Diary of a busy practitioner, juggling work and family somewhere in England
I have a new love interest. I was worried that his wife would read this blog but I’ve done some detective work and believe she is not currently practising. I mean, my husband will read this blog but there is a possibility, once he has proved himself, that this person will go alongside Bruce Springsteen and our tree surgeon on the list of people he would completely understand me leaving him for. In fact, my husband’s new, longer, post-lockdown hair is shaping up rather like this man’s so there is clearly some early adoration from him.
It is interesting really, as a number of points really do go against him. He is not Jess Phillips, for a start, and for me that is a huge negative. Apparently he played the recorder to a reasonable standard - if such a thing is possible - as a child. From some angles he looks like Lee from Gogglebox. Worst of all, my dad might actually like him.
Of course I am talking about 'top QC' (as he shall forever be known) Keir Starmer. In a world of populism and pandemic, he is sensible, and thorough, and prepared. Rarely smiling unless absolutely necessary, he is, essentially, Mark Darcy. In fact, I heard Helen Fielding say that she knew him back then.

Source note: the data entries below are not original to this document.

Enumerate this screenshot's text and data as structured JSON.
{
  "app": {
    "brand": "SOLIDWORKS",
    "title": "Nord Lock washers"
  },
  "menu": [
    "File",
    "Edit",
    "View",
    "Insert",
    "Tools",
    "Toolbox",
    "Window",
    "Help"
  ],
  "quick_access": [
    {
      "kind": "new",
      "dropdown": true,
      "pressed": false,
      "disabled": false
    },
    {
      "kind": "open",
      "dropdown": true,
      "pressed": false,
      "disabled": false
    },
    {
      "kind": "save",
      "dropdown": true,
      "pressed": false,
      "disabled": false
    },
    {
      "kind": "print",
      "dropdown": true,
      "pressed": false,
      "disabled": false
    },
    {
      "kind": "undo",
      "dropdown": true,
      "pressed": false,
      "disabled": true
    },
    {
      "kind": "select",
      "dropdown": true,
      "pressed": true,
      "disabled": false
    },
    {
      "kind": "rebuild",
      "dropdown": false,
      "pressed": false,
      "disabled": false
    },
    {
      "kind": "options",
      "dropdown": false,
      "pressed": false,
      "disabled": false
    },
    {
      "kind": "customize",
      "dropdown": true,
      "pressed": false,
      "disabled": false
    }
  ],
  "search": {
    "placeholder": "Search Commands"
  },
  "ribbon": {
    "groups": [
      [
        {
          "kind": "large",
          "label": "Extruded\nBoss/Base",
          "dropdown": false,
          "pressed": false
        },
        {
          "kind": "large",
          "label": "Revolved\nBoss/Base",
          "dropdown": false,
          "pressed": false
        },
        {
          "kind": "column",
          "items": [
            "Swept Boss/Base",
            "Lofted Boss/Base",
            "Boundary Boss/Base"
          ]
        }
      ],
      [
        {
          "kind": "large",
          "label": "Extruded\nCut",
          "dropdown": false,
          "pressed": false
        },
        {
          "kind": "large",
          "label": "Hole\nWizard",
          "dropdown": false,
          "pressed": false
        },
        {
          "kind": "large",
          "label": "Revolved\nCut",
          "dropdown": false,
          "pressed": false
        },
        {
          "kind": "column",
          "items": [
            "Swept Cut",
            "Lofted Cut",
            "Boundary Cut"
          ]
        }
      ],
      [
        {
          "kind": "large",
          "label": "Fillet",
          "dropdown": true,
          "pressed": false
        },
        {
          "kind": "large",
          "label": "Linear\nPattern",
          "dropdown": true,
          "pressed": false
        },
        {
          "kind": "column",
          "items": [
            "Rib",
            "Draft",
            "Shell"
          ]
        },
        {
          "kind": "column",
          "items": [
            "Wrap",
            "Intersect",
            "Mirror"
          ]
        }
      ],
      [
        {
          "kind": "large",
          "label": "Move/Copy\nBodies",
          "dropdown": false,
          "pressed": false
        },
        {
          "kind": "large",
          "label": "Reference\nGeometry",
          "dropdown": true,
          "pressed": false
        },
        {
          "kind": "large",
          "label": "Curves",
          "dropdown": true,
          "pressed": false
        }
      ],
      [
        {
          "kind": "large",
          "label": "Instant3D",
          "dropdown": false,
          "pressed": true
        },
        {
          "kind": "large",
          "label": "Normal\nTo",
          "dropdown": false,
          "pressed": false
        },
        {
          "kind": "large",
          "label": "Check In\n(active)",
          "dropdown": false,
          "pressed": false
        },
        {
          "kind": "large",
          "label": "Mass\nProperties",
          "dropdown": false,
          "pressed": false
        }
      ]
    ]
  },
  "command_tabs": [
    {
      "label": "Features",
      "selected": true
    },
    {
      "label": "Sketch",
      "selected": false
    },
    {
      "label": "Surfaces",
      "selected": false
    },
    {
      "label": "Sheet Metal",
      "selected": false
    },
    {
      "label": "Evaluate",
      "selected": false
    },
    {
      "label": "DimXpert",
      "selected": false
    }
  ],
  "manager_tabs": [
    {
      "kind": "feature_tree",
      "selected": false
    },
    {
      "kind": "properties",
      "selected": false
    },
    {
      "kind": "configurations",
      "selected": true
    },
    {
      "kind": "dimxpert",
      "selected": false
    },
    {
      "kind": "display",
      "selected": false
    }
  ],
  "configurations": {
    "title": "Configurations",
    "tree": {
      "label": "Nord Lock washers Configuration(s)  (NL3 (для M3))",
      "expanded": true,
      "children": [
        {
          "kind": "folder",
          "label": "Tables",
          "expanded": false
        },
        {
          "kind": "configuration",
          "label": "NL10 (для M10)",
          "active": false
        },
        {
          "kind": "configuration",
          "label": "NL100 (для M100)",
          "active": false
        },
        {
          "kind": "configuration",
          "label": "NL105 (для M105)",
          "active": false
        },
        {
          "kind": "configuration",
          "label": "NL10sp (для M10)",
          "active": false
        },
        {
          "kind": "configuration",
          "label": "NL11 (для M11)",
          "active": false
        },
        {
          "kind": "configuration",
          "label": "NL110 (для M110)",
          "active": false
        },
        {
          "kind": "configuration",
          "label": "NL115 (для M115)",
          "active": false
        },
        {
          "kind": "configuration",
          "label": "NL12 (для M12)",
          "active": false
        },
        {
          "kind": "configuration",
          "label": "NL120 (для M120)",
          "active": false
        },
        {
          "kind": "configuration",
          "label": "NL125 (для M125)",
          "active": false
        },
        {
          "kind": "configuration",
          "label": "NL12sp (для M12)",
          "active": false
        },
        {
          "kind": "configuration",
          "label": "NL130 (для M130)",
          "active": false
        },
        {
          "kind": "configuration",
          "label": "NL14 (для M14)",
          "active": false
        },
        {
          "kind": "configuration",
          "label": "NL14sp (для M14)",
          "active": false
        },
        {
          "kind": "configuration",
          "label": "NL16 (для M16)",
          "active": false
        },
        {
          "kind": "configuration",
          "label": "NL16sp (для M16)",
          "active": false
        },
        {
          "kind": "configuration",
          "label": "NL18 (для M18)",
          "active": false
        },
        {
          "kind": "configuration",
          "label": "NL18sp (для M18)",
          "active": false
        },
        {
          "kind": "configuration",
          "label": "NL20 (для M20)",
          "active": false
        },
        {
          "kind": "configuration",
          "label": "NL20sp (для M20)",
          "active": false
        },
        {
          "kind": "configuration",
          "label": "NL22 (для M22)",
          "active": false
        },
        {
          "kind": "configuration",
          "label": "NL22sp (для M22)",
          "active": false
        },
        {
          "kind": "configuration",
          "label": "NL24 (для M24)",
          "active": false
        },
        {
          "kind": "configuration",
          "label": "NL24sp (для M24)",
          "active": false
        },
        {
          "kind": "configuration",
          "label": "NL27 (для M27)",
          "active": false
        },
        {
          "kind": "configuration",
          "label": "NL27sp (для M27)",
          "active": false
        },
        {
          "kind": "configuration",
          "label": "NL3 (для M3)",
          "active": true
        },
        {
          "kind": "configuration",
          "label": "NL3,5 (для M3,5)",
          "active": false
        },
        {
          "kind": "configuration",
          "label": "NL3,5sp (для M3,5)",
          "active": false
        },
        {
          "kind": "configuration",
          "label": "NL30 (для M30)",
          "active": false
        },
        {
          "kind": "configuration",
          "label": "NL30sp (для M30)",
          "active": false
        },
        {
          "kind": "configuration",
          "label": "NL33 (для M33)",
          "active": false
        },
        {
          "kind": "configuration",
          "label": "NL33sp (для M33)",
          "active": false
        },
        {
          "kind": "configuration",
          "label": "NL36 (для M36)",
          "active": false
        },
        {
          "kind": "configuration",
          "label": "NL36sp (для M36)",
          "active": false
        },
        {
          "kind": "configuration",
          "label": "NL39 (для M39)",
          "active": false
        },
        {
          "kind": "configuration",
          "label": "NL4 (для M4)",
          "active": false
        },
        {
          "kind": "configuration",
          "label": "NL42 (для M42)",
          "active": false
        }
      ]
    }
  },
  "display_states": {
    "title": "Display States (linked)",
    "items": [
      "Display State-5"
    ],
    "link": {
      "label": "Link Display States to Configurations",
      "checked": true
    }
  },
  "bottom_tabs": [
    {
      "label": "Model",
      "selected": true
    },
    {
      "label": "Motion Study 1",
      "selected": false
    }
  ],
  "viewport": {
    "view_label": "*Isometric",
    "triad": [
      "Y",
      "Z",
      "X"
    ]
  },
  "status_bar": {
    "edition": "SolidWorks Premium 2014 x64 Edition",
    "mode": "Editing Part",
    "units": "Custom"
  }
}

Not knowing how things would end for him, my mum used to say that Tony Blair sort of looked all right on a world stage. You know, compared to, say, Theresa May. I still feel a little bit queasy and embarrassed - mentally scarred perhaps - when I see a field of wheat. If Keir Starmer was asked what was the naughtiest thing he ever did, it would no doubt be humble and heroic in equal measure. 'When I was representing a man on death row in the Carribean', he might say, 'a fight broke out between prisoners and prison guards and I stepped in. I had to loosen my tie and throw a few punches but then I used my ADR skills to enable them to all talk through their issues. I then went to a beach bar and let the beautiful barmaid tend to my wounds, if you know what I mean'. You certainly won’t see him hanging from a zip wire. The only other leader who makes me feel this safe and warm inside is Gareth Southgate, and we aren’t hearing much from him at the moment.
We have all now seen his advocacy skills in action in PMQs, and thank goodness in these terrible times we now have someone prepared, technical and thorough not only showing us what an opposition is but what a leader looks like.
Not only has he defended prisoners on death row pro bono, he acted for the McLibel Two, and various stories of his kindness to junior colleagues have been publicised since his leadership began.
When a Sunday newspaper tried to smear his name recently, all they could come up with was the fact that he had inherited half of a relatively modest house from his parents, with some land attached on which his mother kept rescued donkeys. As someone who, in the last 15 years, has drafted more wills with legacies to the Donkey Sanctuary than any other charity, I can say with some confidence that this 'land owning' - a truly terrible blot on his character- is not going to lose him any votes.
Regardless of politics, we are counting on you, Keir, to pull politics back from where it has gone. We are counting on you to defend the rule of law in any way you can. We are counting on you to use an optician when you need an eye test, and to continue to be clear about how many children you have. In fact, knowing as we do that three hundred thousand, and thirty four, nine hundred and seventy four thousand coronavirus tests were carried out up to 11th April, we are even just counting on you being able to count.
*Some facts and identities have been altered in the above article